I used to work in downtown DC. I managed a great team with such a fun mix of people, personalities, and convictions. I loved that team!
One person on the team was especially one of conviction! He was a great guy. Tom saw through anything and everything, and he definitely had an opinion on it. I could pitch our next steps to the team, and if Tom didn’t like it, he could swing the mood and direction of the room in 10 seconds flat. All of a sudden, the team was demotivated and disenfranchised. Then I had the honor of trying to re-motivate, re-corral, and re-direct 15 people towards our goal. It was exhausting.
Needless to say, I needed to figure out what to do about Tom. He was older than I was. He had been at the company longer than I had been. And he wasn’t ‘management,’ so employees viewed him as more ‘credible’ – you know how it is.
I was pondering and praying one day about what to do about Tom. He certainly added a unique dynamic to the team. But how in the world do I corral this dynamic to help him be a valuable member of the team? One who helps rally us towards our goal instead of a derailing us from it?
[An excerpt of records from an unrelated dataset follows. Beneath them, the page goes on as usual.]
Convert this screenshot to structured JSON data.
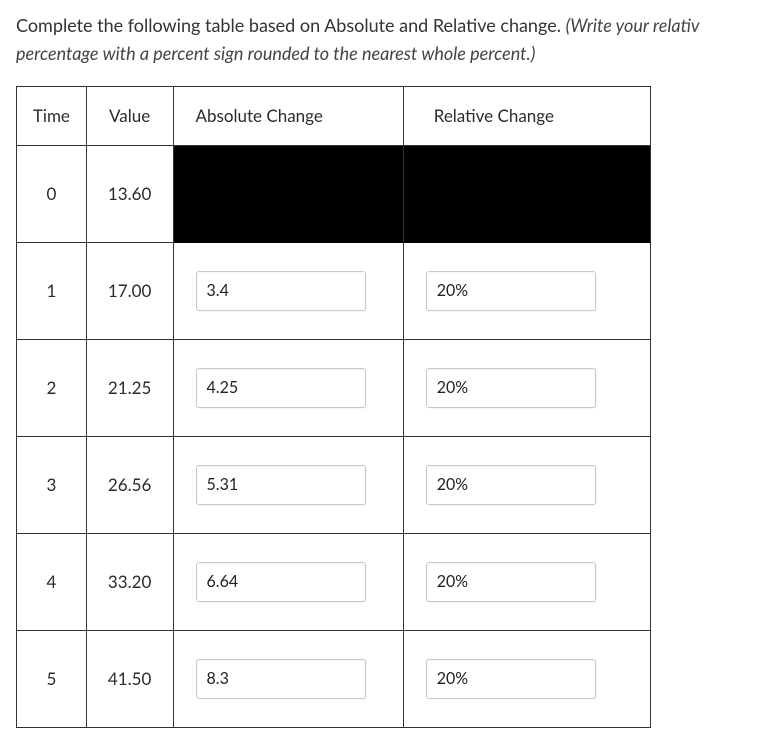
{
  "prompt": {
    "main": "Complete the following table based on Absolute and Relative change. ",
    "italic": "(Write your relativ percentage with a percent sign rounded to the nearest whole percent.)"
  },
  "headers": {
    "time": "Time",
    "value": "Value",
    "absolute": "Absolute Change",
    "relative": "Relative Change"
  },
  "rows": [
    {
      "time": "0",
      "value": "13.60",
      "absolute": null,
      "relative": null
    },
    {
      "time": "1",
      "value": "17.00",
      "absolute": "3.4",
      "relative": "20%"
    },
    {
      "time": "2",
      "value": "21.25",
      "absolute": "4.25",
      "relative": "20%"
    },
    {
      "time": "3",
      "value": "26.56",
      "absolute": "5.31",
      "relative": "20%"
    },
    {
      "time": "4",
      "value": "33.20",
      "absolute": "6.64",
      "relative": "20%"
    },
    {
      "time": "5",
      "value": "41.50",
      "absolute": "8.3",
      "relative": "20%"
    }
  ]
}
The Lord was gracious to bring a thought to mind.
A weakness is often a strength taken to an extreme.
You see, we were in sales. The fact that Tom had the ability to sway an entire room in a matter of seconds is an asset in sales ~ a huge asset! His ability to influence others so dramatically - if channeled properly - could truly make him a powerhouse. There was an incredible talent underlying all of this. I just needed to figure out how to direct that talent differently. If I could help him change his application of his talent – wow! It could really impact our team dynamic in a great way, and it could help set his career on a valuable path.
So how do I go about this? I started by pulling Tom aside for a friendly talk. And I’m not saying that facetiously ~ it really was friendly! I wanted to better understand if he was aware of his strength and was intentionally derailing the group.
So we chatted. In the course of conversation, I pointed out this strength that he had in his ability to sway a room. It really was an impressive strength. I mentioned several instances – in a kind light – where it had occurred.
He was intrigued. He had no idea of this ability of his and his impact on the team. It was kind of a revelation for him. He wasn’t derailing things intentionally.
That was good news. Motives are important. They definitely influence whether my next steps are instructions or consequences. So I proceeded trying to frame this whole concept:
A weakness is often a strength taken to an extreme.
I told him how valuable his gift can be – in the right context. And I explained the impact that his comments can have at times to sway the mood of a room in a demotivating way. I shared with him the influence that he has simply because of who he is – the oldest, most tenured person on our team, and, well, not management. I concurred with him that, in all honesty, sometimes his comments are exactly right. Sometimes I don’t really understand or totally agree with why our team has been told to do something. And in those moments, we can do this thing with which we don’t fully agree joyfully or begrudgingly. Since we already have to do something we don’t want to do, well, let’s try to at least make it enjoyable! And sometimes his comments helped me see some wisdom I hadn’t seen.
My next step was potentially risky and perhaps not how all managers would do it. But I thought it would work for Tom. So I asked him to team with me:
“You have a great mind in how you think through things. And you have a great talent in your ability to sway the room. I need you to team with me to help rally this team forward.”
I laid out the plan:
“So this is what I’m going to do. Before we go into a team meeting, I’m going to try to swing by and talk with you. If you have questions, concerns, or frustrations, I want to know them. You bring up good points, so I want your insight if I’ve missed something. And if it’s a situation where, well, we just need to do what we need to do, I need you to respect that. Then when we walk into our team meetings, I need you to use your strength of influencing others to help rally our team forward.”
And I tried to preempt anything that could derail the plan:
“I’m going to do my best to anticipate your concerns. But there may be a time when I failed to anticipate something. Or there may be a time when I get our marching orders and have to go straight into a team meeting, and I don’t have the time to talk with you. I need you in those moments to still team with me. I need you to trust me, to do your best to rally the team forward, and to talk with me afterwards about your concerns.”
He just sat there.
And I waited.
It seemed like a really long time. What was he thinking?
Then he said,
“Is this what you do?”
“Uh-oh,” I thought. “This isn’t going as planned.”
“You just bring people in here and butter them up?”
PHEW!!! Oh I just wanted to laugh! I certainly didn’t anticipate that response to my correcting him for derailing and demotivating our team.
“Ok. I think this has been good,” I thought.
So that’s how Tom and I worked.
How did it all work out? Well, in all honesty, it didn’t take many side conversations. I stopped by a few times, but we ended up in lock-step pretty quickly. He was a great asset to the team and began to really be a team leader.
A weakness is often simply a strength taken to an extreme.
The Lord helped me respect Tom and how He’d wired him. And ultimately, with a gentle redirect, he was such a blessing and a gift to me and to the team.